Gevers handed over the crystal and glass beads together with the carved narra chests to the chief Tamango who placed all the dozens of beads into a green basket woven out of strips of banana leaves and gave them to his son Kananga. The narra chests were presented to the Kungku with a flourish. He accepted them as his due.
"Hako! Hako!" whooped Kananga, holding his cut arms aloft.
Oh! To be so young and perpetually horny again! Don Pedro told himself with a tinge of regret. The buck was either thinking of a kill or of a mating. Probably both. Not that there was much of a difference. Each time a man ejaculated - he died. Come to think of it, that kind of excitement was safer in bed, on a beach, a - whorehouse, and even in a nunnery, anywhere but on a field of battle. To die in War meant a man could never again live to experience another orgasm. It meant you forfeited your semen to Death.
The Naya loaded the light bamboo cage containing the cockatoo onto the large launch. "My men could have done it quicker, but the savages insisted," muttered Gevers.
"You might ask the Chief if he wouldn’t mind giving us the all the baskets with the mangoes, bananas and whatever this brown tasty fruit is called which looks like a bunch of birds eggs." Then, he remembered that this might start another endless round of Kiao – Kiao (haggling). Don Pedro pointed to the baskets and then towards the ship "Zee" anchored farther away.

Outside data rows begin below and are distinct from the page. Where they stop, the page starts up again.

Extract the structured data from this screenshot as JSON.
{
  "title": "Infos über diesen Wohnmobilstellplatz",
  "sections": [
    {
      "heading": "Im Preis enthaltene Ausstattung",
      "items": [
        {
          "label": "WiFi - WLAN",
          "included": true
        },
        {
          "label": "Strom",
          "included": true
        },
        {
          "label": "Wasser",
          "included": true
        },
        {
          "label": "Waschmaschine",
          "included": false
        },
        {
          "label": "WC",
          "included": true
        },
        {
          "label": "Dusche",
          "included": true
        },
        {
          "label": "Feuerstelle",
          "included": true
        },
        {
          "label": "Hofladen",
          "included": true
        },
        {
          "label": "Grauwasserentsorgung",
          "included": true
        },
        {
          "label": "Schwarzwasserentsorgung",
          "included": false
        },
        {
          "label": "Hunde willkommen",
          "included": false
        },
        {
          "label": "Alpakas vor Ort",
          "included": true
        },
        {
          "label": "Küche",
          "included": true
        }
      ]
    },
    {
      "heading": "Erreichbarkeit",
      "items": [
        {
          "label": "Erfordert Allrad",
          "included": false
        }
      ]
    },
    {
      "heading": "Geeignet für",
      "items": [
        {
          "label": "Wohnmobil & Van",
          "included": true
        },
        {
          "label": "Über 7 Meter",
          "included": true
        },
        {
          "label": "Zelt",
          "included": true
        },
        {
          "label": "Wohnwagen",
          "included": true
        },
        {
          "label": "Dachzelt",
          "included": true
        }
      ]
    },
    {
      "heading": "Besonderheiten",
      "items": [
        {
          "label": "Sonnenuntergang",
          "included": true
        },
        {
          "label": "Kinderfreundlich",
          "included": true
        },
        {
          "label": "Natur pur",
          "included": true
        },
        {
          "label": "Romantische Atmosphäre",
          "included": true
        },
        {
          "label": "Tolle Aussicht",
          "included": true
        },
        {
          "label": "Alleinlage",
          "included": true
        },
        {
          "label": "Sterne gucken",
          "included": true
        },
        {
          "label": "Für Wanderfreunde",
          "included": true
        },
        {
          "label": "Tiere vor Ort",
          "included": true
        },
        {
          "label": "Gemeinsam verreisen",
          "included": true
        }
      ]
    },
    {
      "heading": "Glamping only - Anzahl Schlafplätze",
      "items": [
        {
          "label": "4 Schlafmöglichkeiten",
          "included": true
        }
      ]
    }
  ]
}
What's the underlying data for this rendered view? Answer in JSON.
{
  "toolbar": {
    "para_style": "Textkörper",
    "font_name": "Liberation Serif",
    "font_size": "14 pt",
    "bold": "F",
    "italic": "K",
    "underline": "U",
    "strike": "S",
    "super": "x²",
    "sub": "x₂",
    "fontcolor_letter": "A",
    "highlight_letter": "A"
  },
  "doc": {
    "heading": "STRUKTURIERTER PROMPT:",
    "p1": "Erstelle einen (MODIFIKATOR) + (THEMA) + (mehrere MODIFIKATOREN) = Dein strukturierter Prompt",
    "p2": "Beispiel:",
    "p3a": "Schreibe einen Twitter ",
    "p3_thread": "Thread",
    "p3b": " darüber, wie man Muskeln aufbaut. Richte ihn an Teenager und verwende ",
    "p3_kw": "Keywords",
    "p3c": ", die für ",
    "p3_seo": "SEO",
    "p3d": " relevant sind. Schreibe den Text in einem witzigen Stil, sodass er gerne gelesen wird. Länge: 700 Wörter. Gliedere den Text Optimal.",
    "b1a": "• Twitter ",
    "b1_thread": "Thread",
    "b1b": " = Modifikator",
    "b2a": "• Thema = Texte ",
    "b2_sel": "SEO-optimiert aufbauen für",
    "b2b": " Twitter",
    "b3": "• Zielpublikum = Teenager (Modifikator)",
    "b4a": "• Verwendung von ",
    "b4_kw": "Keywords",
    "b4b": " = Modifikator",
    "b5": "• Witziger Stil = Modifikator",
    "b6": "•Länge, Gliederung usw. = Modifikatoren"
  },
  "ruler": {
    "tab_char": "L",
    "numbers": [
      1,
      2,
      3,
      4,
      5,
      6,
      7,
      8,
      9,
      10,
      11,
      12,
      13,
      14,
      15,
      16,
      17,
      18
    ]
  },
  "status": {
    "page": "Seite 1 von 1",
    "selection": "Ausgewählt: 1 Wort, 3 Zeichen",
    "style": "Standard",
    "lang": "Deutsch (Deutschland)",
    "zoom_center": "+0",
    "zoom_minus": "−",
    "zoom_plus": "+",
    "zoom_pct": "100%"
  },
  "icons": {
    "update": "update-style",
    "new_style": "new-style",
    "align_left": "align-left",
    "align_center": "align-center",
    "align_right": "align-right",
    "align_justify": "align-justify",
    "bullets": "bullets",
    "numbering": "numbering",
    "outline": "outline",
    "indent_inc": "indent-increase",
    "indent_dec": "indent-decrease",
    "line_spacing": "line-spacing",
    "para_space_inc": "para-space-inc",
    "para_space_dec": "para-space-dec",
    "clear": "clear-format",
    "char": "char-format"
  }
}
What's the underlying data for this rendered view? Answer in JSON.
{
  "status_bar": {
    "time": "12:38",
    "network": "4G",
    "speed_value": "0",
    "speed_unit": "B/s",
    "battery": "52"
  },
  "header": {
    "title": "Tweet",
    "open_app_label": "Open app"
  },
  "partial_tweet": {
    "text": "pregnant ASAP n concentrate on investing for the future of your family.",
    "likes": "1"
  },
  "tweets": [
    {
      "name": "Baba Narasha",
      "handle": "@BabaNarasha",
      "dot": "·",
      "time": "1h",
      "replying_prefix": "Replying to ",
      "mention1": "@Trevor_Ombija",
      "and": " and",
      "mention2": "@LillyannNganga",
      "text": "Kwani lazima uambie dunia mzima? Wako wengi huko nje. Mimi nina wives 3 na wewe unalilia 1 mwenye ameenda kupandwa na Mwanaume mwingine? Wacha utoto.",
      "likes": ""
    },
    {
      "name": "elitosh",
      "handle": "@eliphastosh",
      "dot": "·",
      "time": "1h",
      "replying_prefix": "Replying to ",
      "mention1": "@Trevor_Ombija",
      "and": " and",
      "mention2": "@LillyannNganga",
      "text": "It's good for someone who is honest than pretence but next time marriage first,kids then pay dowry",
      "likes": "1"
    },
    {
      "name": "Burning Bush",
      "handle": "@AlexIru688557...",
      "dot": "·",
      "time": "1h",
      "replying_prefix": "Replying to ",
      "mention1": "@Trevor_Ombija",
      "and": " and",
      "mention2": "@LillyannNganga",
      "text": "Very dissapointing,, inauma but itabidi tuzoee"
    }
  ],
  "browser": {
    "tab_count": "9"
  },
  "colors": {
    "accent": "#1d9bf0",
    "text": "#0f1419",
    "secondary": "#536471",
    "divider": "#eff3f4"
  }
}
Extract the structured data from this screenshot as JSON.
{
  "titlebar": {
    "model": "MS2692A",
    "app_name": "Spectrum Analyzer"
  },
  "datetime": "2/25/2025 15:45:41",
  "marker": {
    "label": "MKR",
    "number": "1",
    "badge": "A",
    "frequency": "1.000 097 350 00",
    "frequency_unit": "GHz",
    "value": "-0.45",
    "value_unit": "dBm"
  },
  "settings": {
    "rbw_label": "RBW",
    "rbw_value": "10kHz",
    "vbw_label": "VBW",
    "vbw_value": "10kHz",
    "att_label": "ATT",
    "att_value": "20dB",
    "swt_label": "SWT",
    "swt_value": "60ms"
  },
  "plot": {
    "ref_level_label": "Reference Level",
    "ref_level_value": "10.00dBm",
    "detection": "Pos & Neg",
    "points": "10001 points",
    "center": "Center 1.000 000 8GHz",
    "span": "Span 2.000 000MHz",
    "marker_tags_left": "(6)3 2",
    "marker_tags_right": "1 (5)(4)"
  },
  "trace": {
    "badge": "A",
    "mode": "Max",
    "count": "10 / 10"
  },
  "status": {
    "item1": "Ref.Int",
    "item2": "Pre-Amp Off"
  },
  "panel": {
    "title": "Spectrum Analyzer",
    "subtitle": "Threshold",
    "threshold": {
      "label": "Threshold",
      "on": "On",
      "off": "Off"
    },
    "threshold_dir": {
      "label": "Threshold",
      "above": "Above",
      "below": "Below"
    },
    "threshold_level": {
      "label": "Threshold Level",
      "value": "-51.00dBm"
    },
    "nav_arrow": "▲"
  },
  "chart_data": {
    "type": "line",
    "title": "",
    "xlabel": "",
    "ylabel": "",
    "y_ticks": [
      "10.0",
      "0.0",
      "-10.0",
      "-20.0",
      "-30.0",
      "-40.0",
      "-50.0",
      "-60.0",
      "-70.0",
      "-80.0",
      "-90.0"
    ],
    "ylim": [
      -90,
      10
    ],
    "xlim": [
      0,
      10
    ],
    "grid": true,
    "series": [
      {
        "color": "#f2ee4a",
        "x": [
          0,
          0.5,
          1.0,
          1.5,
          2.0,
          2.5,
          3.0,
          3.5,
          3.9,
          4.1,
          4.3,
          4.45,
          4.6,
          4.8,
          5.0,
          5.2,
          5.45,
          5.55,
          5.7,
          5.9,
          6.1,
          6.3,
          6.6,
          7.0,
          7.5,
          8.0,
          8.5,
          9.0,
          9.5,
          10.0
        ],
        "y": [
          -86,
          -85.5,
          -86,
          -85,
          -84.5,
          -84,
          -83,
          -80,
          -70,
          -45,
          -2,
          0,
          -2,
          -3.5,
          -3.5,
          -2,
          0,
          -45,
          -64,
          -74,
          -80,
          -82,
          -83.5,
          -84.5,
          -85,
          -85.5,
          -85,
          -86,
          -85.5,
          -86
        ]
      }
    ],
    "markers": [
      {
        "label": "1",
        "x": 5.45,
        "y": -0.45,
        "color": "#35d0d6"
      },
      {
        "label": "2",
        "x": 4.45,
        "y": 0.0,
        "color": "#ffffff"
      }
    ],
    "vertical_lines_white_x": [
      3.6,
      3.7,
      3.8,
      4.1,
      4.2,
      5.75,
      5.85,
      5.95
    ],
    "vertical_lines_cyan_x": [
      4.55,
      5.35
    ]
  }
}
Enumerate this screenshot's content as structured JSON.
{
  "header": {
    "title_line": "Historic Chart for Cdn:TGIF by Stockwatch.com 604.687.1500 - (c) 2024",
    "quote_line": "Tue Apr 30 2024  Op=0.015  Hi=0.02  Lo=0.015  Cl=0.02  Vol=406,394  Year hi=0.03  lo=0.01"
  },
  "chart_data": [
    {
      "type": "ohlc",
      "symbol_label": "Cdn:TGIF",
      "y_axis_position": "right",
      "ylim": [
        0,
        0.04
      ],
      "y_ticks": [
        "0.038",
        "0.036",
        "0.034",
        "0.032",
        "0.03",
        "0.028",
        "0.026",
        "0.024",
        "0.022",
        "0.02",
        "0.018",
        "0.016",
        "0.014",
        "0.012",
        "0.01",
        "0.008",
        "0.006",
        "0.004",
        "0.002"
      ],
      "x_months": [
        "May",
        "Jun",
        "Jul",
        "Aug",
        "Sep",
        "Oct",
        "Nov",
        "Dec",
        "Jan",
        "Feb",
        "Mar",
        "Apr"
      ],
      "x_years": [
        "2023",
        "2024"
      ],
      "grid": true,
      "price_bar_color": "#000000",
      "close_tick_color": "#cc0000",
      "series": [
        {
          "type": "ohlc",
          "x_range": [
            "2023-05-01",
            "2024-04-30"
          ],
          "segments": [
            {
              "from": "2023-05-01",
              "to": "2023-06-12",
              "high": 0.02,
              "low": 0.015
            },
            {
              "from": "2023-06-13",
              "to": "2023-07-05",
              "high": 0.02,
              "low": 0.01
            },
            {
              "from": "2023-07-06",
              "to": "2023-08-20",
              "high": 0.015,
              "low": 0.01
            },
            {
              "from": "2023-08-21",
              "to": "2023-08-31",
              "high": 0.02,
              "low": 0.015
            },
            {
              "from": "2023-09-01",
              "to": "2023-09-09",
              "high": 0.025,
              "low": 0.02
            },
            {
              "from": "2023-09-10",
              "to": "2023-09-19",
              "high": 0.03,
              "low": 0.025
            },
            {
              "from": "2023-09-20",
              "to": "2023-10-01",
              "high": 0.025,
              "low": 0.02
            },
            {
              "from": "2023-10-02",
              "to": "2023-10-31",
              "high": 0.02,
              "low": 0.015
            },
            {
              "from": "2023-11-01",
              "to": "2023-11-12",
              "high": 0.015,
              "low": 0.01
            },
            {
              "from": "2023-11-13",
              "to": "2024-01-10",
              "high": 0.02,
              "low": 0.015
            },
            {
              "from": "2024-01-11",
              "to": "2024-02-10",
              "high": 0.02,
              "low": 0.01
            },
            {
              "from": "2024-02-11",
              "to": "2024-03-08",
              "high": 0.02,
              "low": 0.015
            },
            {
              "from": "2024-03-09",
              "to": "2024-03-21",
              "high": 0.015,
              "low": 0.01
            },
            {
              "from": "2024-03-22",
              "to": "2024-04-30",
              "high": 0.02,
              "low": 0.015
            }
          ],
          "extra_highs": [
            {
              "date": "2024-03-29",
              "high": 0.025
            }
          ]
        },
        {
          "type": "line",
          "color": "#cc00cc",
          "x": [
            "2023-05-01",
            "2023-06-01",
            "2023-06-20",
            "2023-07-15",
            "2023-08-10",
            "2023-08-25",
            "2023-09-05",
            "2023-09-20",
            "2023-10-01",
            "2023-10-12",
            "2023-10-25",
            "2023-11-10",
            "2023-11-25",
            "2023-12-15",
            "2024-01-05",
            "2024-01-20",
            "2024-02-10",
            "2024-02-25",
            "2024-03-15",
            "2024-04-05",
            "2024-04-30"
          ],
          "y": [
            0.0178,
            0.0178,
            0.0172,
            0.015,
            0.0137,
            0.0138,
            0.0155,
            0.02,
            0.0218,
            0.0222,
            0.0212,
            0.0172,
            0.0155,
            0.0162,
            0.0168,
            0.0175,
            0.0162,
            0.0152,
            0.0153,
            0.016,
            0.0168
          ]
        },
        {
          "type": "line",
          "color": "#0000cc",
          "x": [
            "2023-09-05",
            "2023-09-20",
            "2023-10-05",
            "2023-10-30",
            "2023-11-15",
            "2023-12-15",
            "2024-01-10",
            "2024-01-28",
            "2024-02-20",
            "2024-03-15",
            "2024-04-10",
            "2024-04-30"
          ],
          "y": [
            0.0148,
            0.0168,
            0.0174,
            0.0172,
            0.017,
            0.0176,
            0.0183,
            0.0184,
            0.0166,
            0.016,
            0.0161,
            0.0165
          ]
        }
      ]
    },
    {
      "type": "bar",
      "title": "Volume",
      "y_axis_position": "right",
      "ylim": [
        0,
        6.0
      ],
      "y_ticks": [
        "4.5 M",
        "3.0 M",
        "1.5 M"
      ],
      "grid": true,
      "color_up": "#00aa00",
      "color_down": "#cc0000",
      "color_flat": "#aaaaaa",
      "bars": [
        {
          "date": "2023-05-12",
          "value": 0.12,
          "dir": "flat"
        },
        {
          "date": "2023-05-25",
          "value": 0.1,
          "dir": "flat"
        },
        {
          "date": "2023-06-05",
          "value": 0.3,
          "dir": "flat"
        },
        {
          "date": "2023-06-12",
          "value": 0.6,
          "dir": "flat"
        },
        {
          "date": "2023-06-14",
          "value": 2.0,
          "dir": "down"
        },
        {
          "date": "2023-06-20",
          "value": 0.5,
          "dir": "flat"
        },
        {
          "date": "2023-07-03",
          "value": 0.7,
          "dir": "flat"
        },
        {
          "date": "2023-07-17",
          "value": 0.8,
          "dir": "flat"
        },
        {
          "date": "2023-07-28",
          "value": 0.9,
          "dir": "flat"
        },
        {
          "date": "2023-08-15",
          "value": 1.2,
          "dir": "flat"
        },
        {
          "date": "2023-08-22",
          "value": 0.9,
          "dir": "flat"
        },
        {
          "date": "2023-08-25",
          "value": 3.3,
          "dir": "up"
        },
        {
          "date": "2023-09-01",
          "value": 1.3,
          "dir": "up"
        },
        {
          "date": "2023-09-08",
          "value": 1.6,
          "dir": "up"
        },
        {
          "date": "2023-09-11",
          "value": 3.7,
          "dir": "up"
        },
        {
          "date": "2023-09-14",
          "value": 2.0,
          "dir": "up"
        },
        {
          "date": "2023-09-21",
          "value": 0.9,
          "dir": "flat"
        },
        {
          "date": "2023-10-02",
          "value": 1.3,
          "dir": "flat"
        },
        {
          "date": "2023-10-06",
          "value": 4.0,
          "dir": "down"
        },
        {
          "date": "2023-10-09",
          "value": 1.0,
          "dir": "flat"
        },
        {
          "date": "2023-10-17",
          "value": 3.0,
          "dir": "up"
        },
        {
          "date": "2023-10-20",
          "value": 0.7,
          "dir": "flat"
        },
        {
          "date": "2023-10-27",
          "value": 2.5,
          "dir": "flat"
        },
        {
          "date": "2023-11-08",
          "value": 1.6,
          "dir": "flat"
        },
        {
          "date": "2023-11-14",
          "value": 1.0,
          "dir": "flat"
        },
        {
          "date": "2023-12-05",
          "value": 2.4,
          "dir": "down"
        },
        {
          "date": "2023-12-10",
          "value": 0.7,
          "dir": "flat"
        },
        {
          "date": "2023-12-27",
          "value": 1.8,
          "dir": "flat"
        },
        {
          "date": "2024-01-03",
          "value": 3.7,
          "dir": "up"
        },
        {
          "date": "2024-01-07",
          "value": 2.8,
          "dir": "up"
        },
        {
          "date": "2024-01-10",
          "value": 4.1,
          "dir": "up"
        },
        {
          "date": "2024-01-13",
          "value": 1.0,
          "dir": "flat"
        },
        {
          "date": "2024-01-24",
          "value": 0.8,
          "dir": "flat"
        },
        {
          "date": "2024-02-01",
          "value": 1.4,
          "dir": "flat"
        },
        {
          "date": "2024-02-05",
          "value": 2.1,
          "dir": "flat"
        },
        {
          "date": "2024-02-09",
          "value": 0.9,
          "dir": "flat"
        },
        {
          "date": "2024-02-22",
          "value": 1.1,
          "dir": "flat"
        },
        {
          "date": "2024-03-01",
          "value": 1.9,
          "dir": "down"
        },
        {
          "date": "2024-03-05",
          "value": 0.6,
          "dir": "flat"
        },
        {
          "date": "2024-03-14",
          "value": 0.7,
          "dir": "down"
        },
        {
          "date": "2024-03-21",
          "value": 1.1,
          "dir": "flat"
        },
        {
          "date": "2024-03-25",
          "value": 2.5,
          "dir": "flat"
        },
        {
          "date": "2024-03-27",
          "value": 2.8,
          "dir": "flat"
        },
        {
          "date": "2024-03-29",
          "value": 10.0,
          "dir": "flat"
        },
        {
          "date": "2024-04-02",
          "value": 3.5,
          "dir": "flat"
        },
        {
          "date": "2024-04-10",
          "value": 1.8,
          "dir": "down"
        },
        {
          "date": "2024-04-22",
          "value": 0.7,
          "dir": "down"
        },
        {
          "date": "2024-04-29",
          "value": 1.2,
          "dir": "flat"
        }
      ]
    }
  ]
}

For the first time, Tamango smiled and nodded.
This is a strange white being that enjoys the bounty from our trees. He wondered if he would ever see him again. He wasn’t sure if he liked him, indeed, he was suspicious of all white men, but he was interested in the tall man with long yellow hair and one blue eye which never moved. It resembled a glass eye. He shivered. By the power of Belisanko, what does that mean?
Don Pedro clenched his fist and touched the taut fist of Tamango the chief in the formal Naya greeting. Gevers followed.
Kungku stood toffee nosed and aloof. He wanted to avoid any further contamination with the White Beings.
Gevers' men rowed the launch towards their vessel “Zee” farther out in the natural harbor of the island of Nias.
The headhunting Naya cried out "Sanko! Sanko!" to drumbeats and cymbals, their spears beating out a syncopated rhythm upon the stone statues, which encircled the pristine beaches.
I fully intend to return to this island. I am enchanted. The stone statues must be worth a great deal of money as well. Men like me must never leave a stone unturned. He made a silent vow, avoiding gaping at the statues. The Naya might mistake his interest for disrespect. He hadn’t seen any bows and arrows … but he was certain the Naya were deadly archers. Above all, I do not care to see an arrow laced in snake venom, buried in my back.
The cockatoo crashed against the bamboo striplings of its cage and shrieked "EeeeeKo! AaaaaKo!" There was more yelling and cheering from the shore as the Naya bid their god Belisanko's favorite bird goodbye.